As a fractional chief marketing officer, I have the opportunity to encounter a variety of businesses that believe that just one ingredient stands in the way of sure sales success. Frustrated with declining or stagnant year-over-year revenues, many of the CEOs I speak to are on the hunt for that “magic spark” that will somehow propel them forward out of their misery.
Unfortunately, there is no magic to revenue growth. Since the fiscal quagmire likely has resulted from a long-term, festering problem, it is likely a myriad of factors have contributed to the malaise.
As a case in point, I recently was in discussions with a retailer in the automotive services industry about its specific revenue challenges, and about how to build a plan to restore its luster. The company’s lack of revenue growth seemed to originate from a perfect storm of factors: a sluggish economy within which they operated; fierce and well financed competition, and a lack of customer loyalty. Three formidable challenges in a fierce battle to gain market share is a tall order on a good day. The executive team wanted the recipe for a communications plan that would drive consumers to their locations.

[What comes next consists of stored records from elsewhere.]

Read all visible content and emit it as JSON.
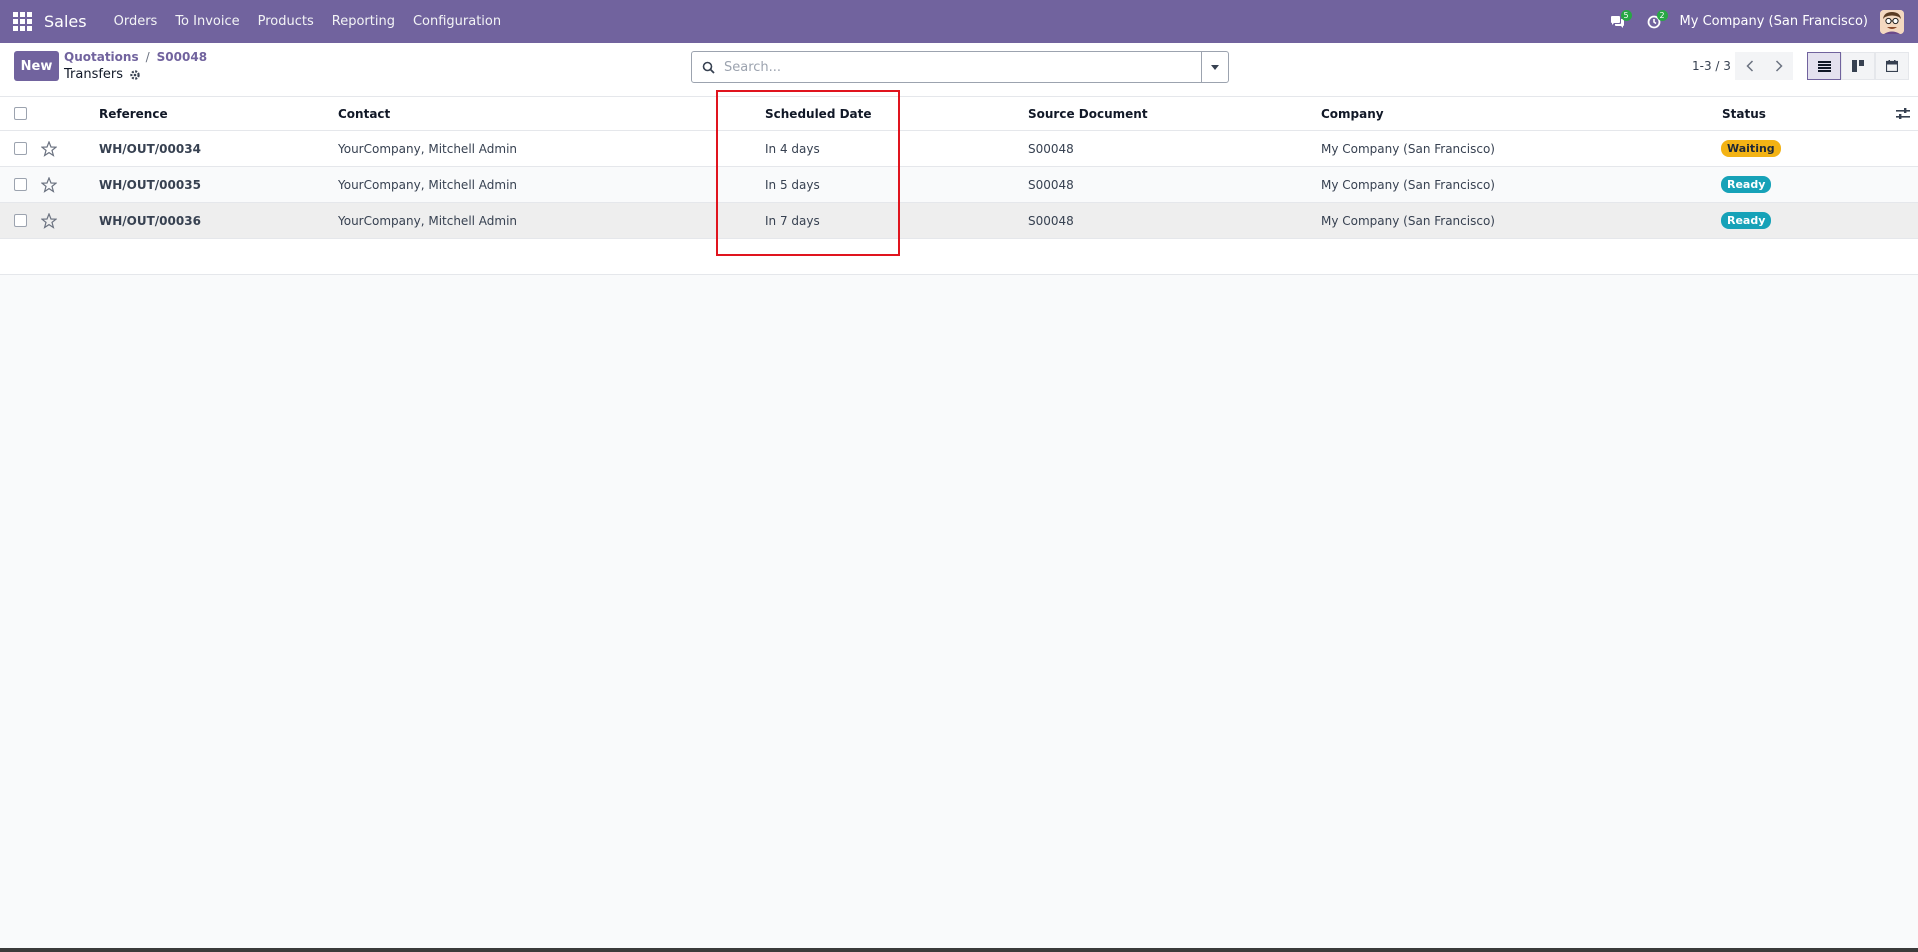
{
  "app": {
    "brand": "Sales",
    "menu": [
      "Orders",
      "To Invoice",
      "Products",
      "Reporting",
      "Configuration"
    ],
    "messages_count": "5",
    "activities_count": "2",
    "company": "My Company (San Francisco)"
  },
  "control": {
    "new_label": "New",
    "breadcrumb": [
      "Quotations",
      "S00048"
    ],
    "breadcrumb_sep": "/",
    "title": "Transfers",
    "search_placeholder": "Search...",
    "pager": "1-3 / 3"
  },
  "table": {
    "columns": [
      "Reference",
      "Contact",
      "Scheduled Date",
      "Source Document",
      "Company",
      "Status"
    ],
    "rows": [
      {
        "reference": "WH/OUT/00034",
        "contact": "YourCompany, Mitchell Admin",
        "scheduled_date": "In 4 days",
        "source": "S00048",
        "company": "My Company (San Francisco)",
        "status": "Waiting"
      },
      {
        "reference": "WH/OUT/00035",
        "contact": "YourCompany, Mitchell Admin",
        "scheduled_date": "In 5 days",
        "source": "S00048",
        "company": "My Company (San Francisco)",
        "status": "Ready"
      },
      {
        "reference": "WH/OUT/00036",
        "contact": "YourCompany, Mitchell Admin",
        "scheduled_date": "In 7 days",
        "source": "S00048",
        "company": "My Company (San Francisco)",
        "status": "Ready"
      }
    ]
  },
  "colors": {
    "brand": "#71639e",
    "waiting": "#f3b315",
    "ready": "#17a2b8",
    "highlight": "#e0141e"
  }
}
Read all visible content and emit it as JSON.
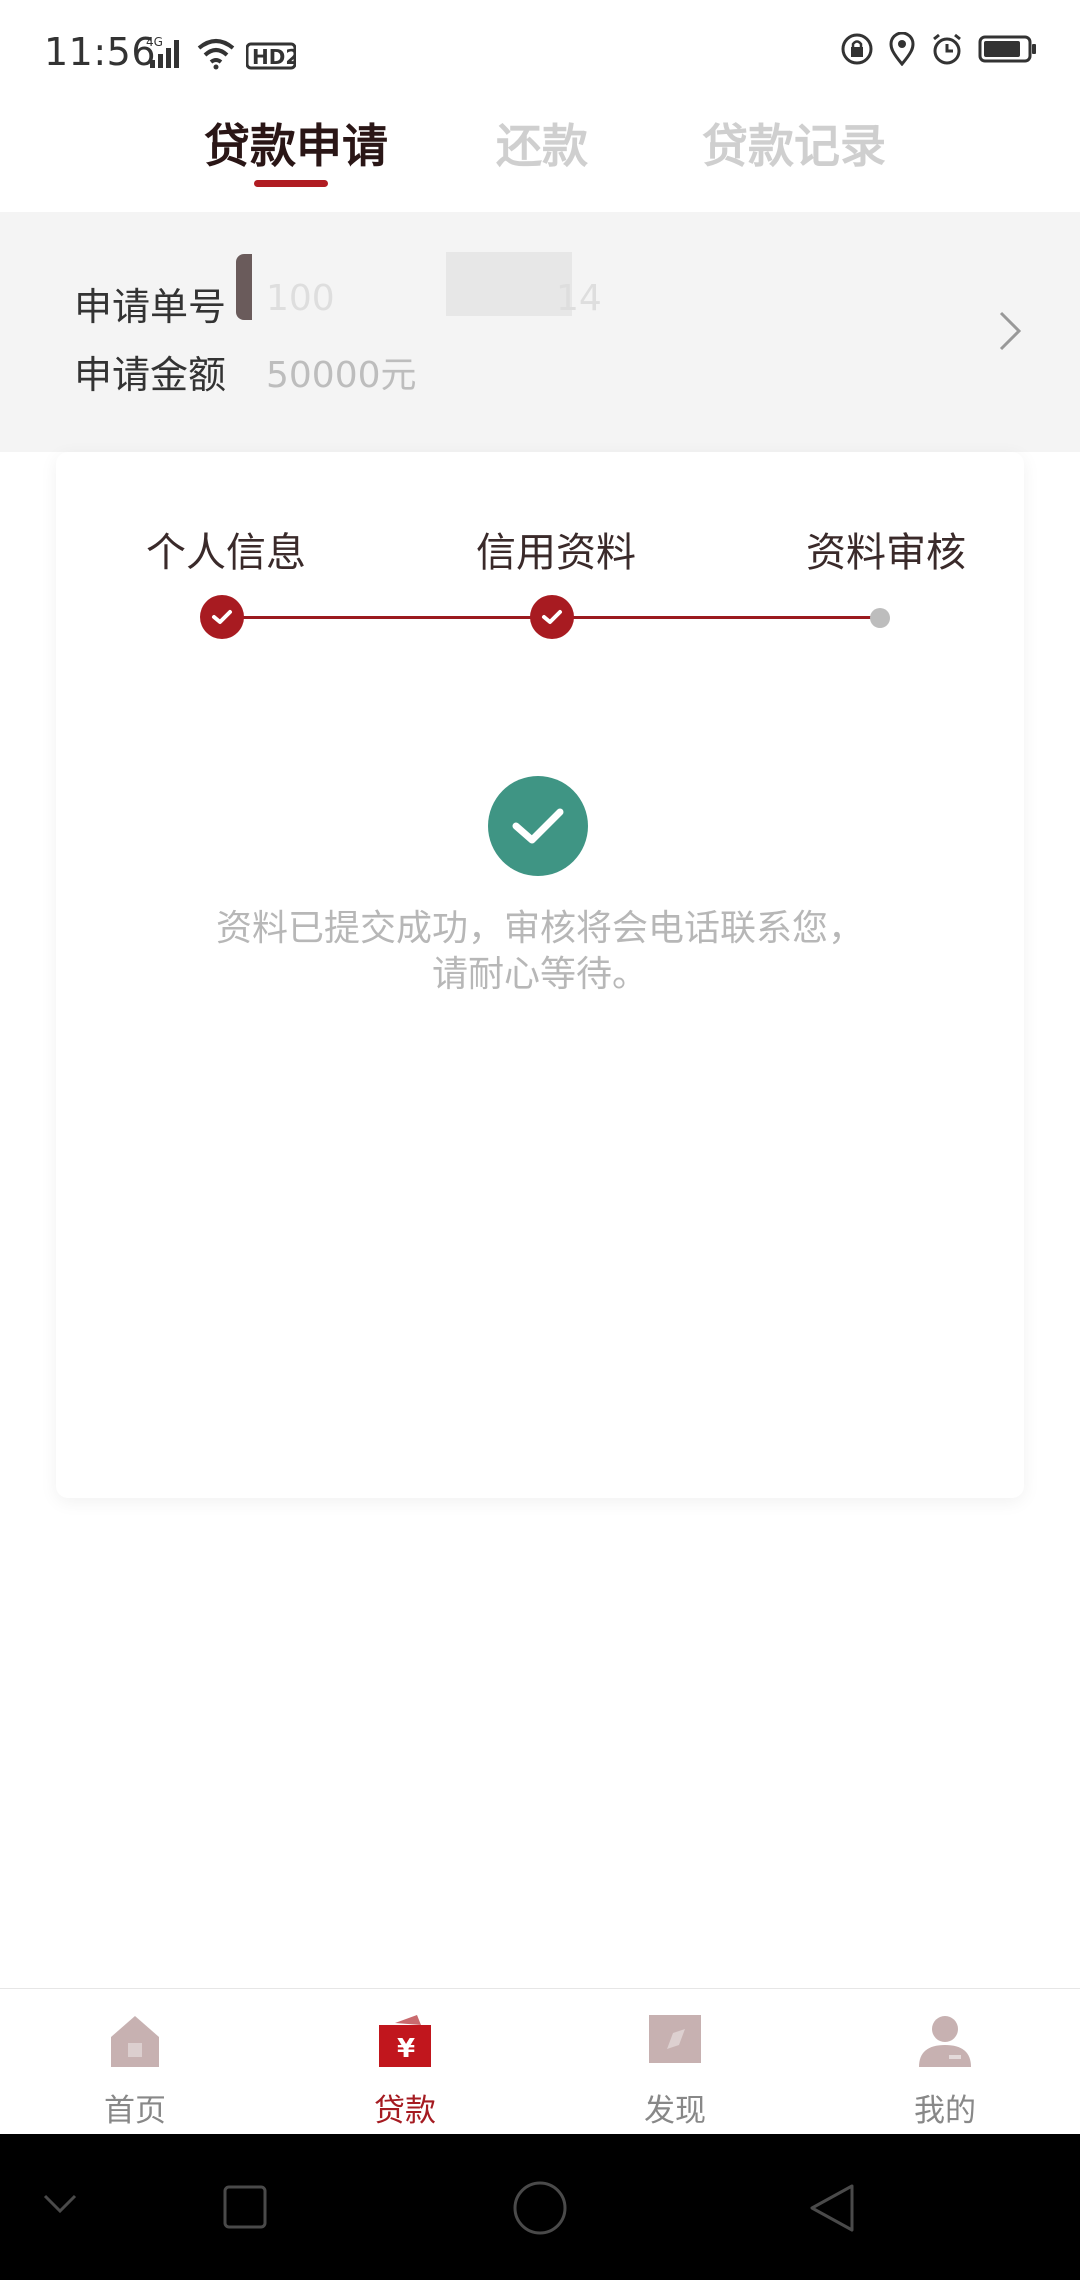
{
  "status_bar": {
    "time": "11:56",
    "network": "4G",
    "hd_label": "HD2"
  },
  "tabs": [
    {
      "label": "贷款申请",
      "active": true
    },
    {
      "label": "还款",
      "active": false
    },
    {
      "label": "贷款记录",
      "active": false
    }
  ],
  "application": {
    "number_label": "申请单号",
    "number_value_partial": "100",
    "number_value_end": "14",
    "amount_label": "申请金额",
    "amount_value": "50000元"
  },
  "steps": [
    {
      "label": "个人信息",
      "status": "done"
    },
    {
      "label": "信用资料",
      "status": "done"
    },
    {
      "label": "资料审核",
      "status": "pending"
    }
  ],
  "result": {
    "message": "资料已提交成功，审核将会电话联系您，请耐心等待。",
    "color": "#3f9584"
  },
  "bottom_nav": [
    {
      "label": "首页",
      "icon": "home-icon",
      "active": false
    },
    {
      "label": "贷款",
      "icon": "loan-icon",
      "active": true
    },
    {
      "label": "发现",
      "icon": "discover-icon",
      "active": false
    },
    {
      "label": "我的",
      "icon": "profile-icon",
      "active": false
    }
  ],
  "colors": {
    "accent": "#a81b21",
    "success": "#3f9584",
    "muted_text": "#b7b7b7"
  }
}
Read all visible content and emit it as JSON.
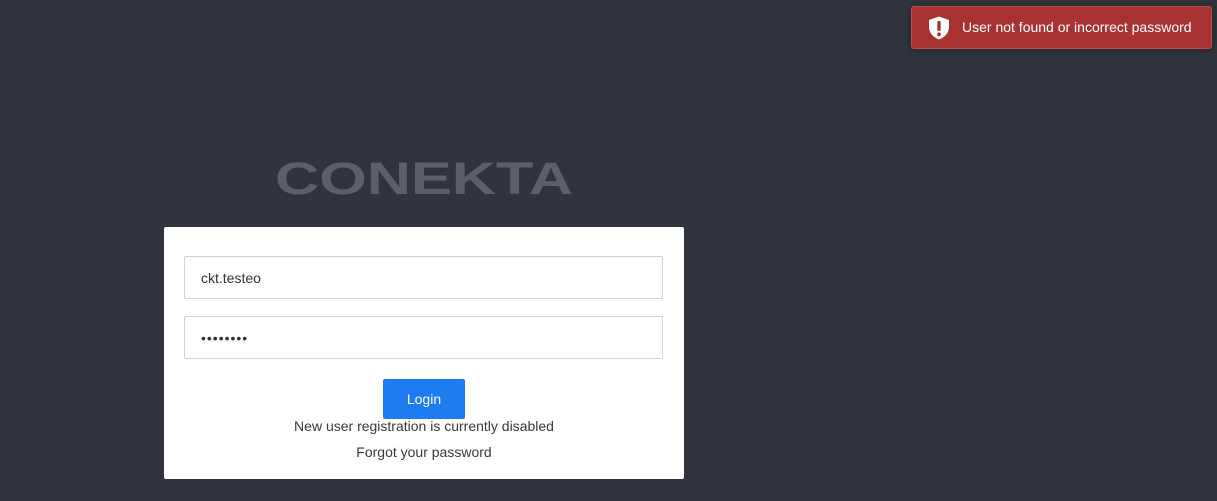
{
  "toast": {
    "message": "User not found or incorrect password",
    "icon": "shield-alert-icon",
    "background": "#a83232"
  },
  "logo": {
    "text": "CONEKTA",
    "color": "#5c5f64"
  },
  "login_form": {
    "username_value": "ckt.testeo",
    "password_value": "••••••••",
    "login_label": "Login",
    "registration_notice": "New user registration is currently disabled",
    "forgot_password_label": "Forgot your password"
  },
  "colors": {
    "page_background": "#30343d",
    "primary_button": "#1f7bf0",
    "card_background": "#ffffff"
  }
}
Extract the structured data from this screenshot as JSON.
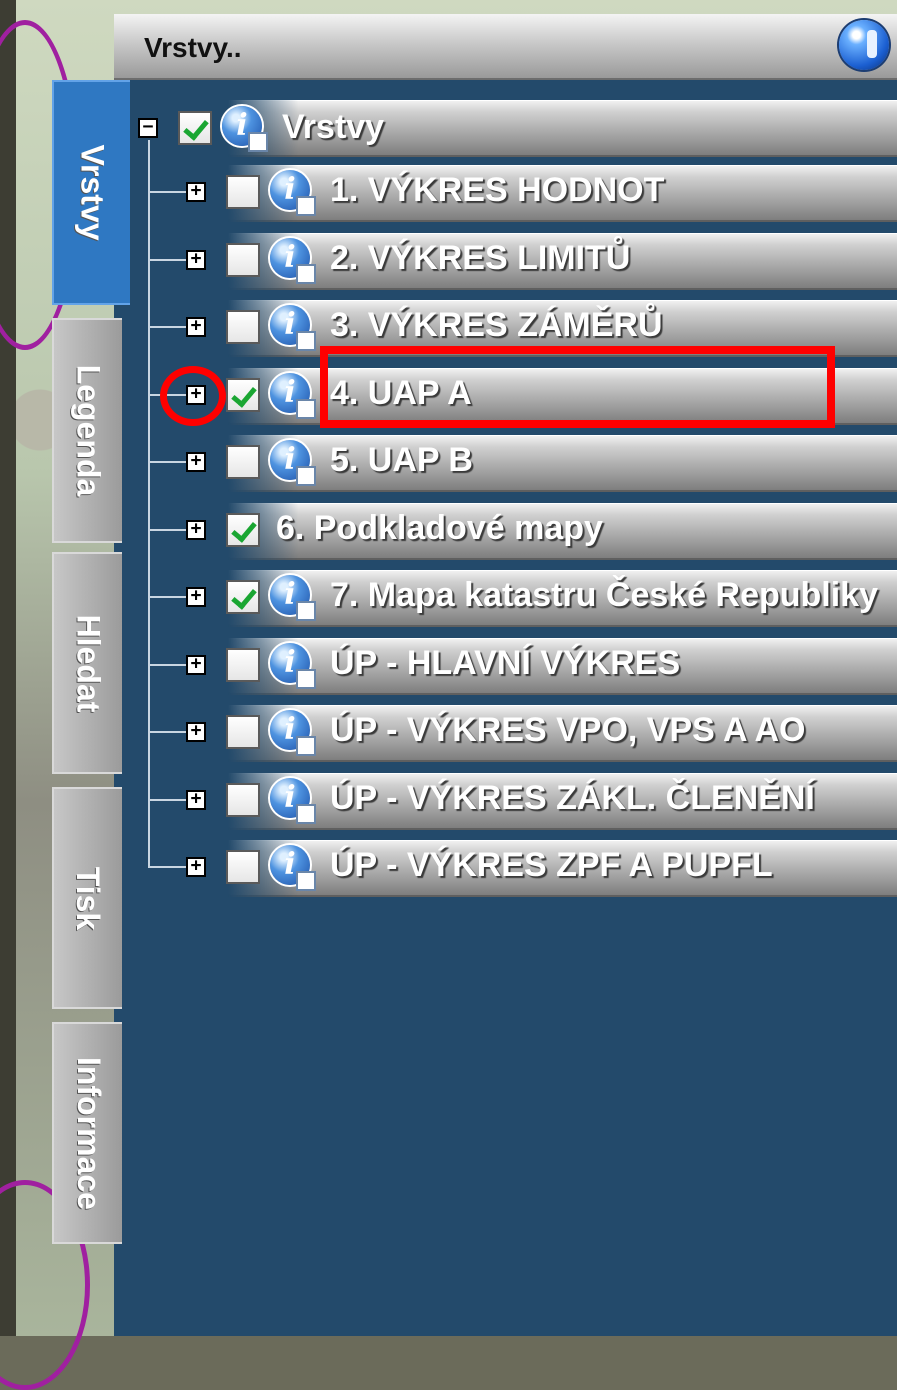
{
  "panel": {
    "title": "Vrstvy..",
    "globe_icon": "globe-icon"
  },
  "tabs": [
    {
      "label": "Vrstvy",
      "active": true
    },
    {
      "label": "Legenda",
      "active": false
    },
    {
      "label": "Hledat",
      "active": false
    },
    {
      "label": "Tisk",
      "active": false
    },
    {
      "label": "Informace",
      "active": false
    }
  ],
  "tree": {
    "root": {
      "label": "Vrstvy",
      "checked": true,
      "expander": "−",
      "icon": "info-icon"
    },
    "items": [
      {
        "label": "1. VÝKRES HODNOT",
        "checked": false,
        "expander": "+",
        "has_info": true
      },
      {
        "label": "2. VÝKRES LIMITŮ",
        "checked": false,
        "expander": "+",
        "has_info": true
      },
      {
        "label": "3. VÝKRES ZÁMĚRŮ",
        "checked": false,
        "expander": "+",
        "has_info": true
      },
      {
        "label": "4. UAP A",
        "checked": true,
        "expander": "+",
        "has_info": true,
        "highlighted": true
      },
      {
        "label": "5. UAP B",
        "checked": false,
        "expander": "+",
        "has_info": true
      },
      {
        "label": "6. Podkladové mapy",
        "checked": true,
        "expander": "+",
        "has_info": false
      },
      {
        "label": "7. Mapa katastru České Republiky",
        "checked": true,
        "expander": "+",
        "has_info": true
      },
      {
        "label": "ÚP - HLAVNÍ VÝKRES",
        "checked": false,
        "expander": "+",
        "has_info": true
      },
      {
        "label": "ÚP - VÝKRES VPO, VPS A AO",
        "checked": false,
        "expander": "+",
        "has_info": true
      },
      {
        "label": "ÚP - VÝKRES ZÁKL. ČLENĚNÍ",
        "checked": false,
        "expander": "+",
        "has_info": true
      },
      {
        "label": "ÚP - VÝKRES ZPF A PUPFL",
        "checked": false,
        "expander": "+",
        "has_info": true
      }
    ]
  },
  "annotation": {
    "color": "#ff0000"
  },
  "colors": {
    "panel_bg": "#234a6b",
    "active_tab": "#2f78c2",
    "check": "#1aa632"
  }
}
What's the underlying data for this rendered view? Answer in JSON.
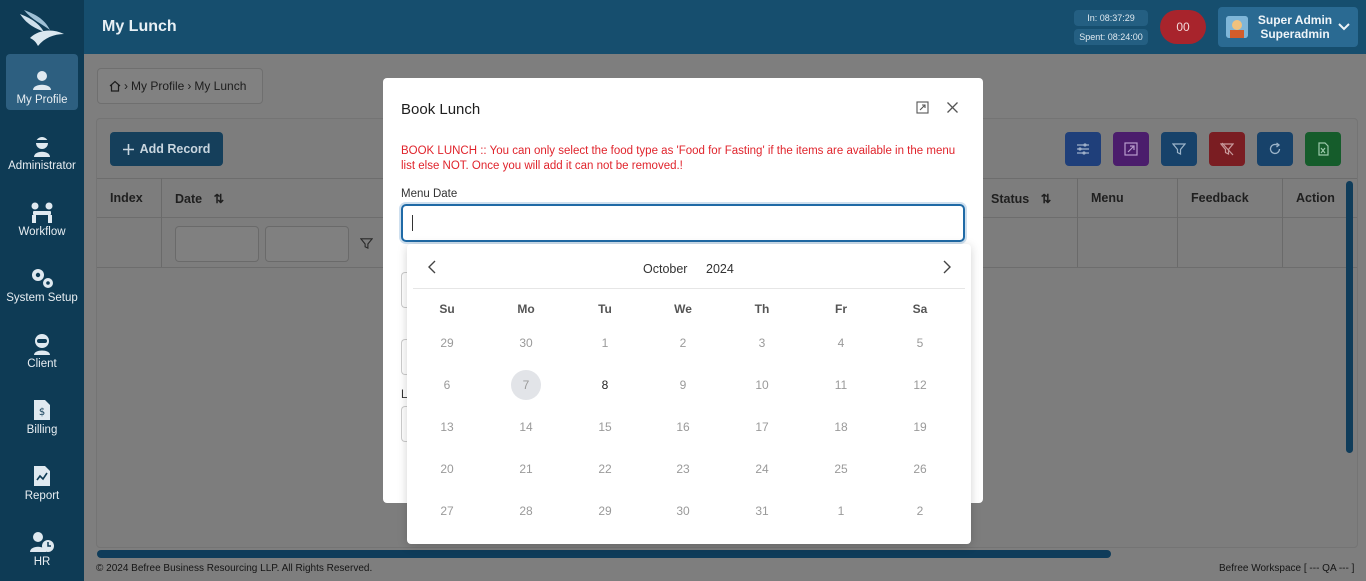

A good starting point, in my view, is to gather market, competitor, and client insights, and to triangulate from there. With the automotive services company, when I started scouring for customer insights, I discovered sketchy client reviews citing issues across the board from pushy sales people, sloppy service delivery and a lack of consistent service across their many centers. In a space where 84 percent of consumers say they trust an online review as much as a personal recommendation, this can be a fatal flaw.
The Executive team’s view, however, was that all the providers in their market segment had terrible reviews and it was a price race and there was no loyalty in the business. Further, with it being a high-turnover business, it leaves little opportunity for one provider to differentiate in the space.
The Executive team – in my view – couldn’t be more wrong.
When you are in a commodity business, it is even more critical to find the special sauce that you uniquely deliver, and that matters to your clients. Who thought that today that coffee consumers would be shelling out $3 to pick up a tall brewed Sumatra at Starbucks? Dealing with client perception of your service shortcomings and your product or service strategy comes before spending on a Marcom plan to drive traffic. Driving traffic to a subpar consumer experience will just result in more visibility on social media about the disappointing experience – scary, since 85 percent of those who take to the web to document a bad experience say they are doing it to warn others against using the company. So, clearly, Job 1 is fixing the customer experience.
When what you sell is a commodity, it is critical to seek your differentiation in how your client BUYS, SHOPS, USES or DISPOSES of the service or product. This will help you to understand and address the friction points in how your customer engages with you. Then, you must determine how to differentiate on those aspects, and then communicate in a compelling way.
Here are some examples of how consumer businesses have transformed the way consumers view their product at each of these four stages:
BUY: Starbucks is largely growing their business now due to the app and pre-order options where people don’t have to wait in line anymore. Today, 24 percent of all Starbucks payment transactions are conducted with the smartphone rather than with a card or cash.
SHOP: Amazon has deeply changed buyer expectations with its ONE CLICK purchase process – speeding the product to you truly at the moment of decision (though also baking in a small cushion for “buyer’s remorse”).
USE: In many of its properties, Hilton has completely removed the front desk from the equation – allowing online or in-app check in and room choice, then delivering a digital “key” to the guest’s smartphone when the room is ready.
DISPOSE: Refilling propane tanks – like the ones used for backyard gas grilling -- used to be a tedious and thoroughly unenjoyable process. Along came Blue Rhino, a company which spearheaded a process by which consumers could simply trade in the empty cylinder for a full one – saving time and headaches and turning the industry on its ear.
It is easy to throw money at a problem and generate interest, traffic and shoppers. But if you have not done the hard work of differentiating and positioning your service while delighting your clients, then it won’t yield the high ROI you want – and you’ll be stuck searching for magic that only exists in the land of unicorns!
There is an order to follow, and ignoring, or trying to leapfrog, any step in the process only results in “random acts of marketing” that just perpetuate CEO frustration. If you are ready to do the hard work first -- and need some help; give me a call at 650-823-4292 or firstname.lastname@example.org.